**Exercise instructions:** Which lines of the listing below contain the word "беспокойных"? Return them.

**Data in this exercise:**
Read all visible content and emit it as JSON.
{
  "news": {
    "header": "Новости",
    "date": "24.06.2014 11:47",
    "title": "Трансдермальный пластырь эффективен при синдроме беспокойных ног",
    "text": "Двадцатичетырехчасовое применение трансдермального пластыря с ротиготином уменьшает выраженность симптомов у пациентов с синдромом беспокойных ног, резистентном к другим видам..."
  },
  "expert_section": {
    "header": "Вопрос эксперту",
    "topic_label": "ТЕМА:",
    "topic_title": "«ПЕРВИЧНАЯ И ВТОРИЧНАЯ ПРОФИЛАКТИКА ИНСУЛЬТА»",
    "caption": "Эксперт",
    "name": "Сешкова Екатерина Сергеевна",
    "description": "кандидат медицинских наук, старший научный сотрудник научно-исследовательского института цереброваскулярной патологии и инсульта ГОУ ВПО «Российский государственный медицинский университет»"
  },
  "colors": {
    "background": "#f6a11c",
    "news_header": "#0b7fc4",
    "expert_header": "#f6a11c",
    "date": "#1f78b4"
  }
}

**Answer below:**
    "title": "Трансдермальный пластырь эффективен при синдроме беспокойных ног",
    "text": "Двадцатичетырехчасовое применение трансдермального пластыря с ротиготином уменьшает выраженность симптомов у пациентов с синдромом беспокойных ног, резистентном к другим видам..."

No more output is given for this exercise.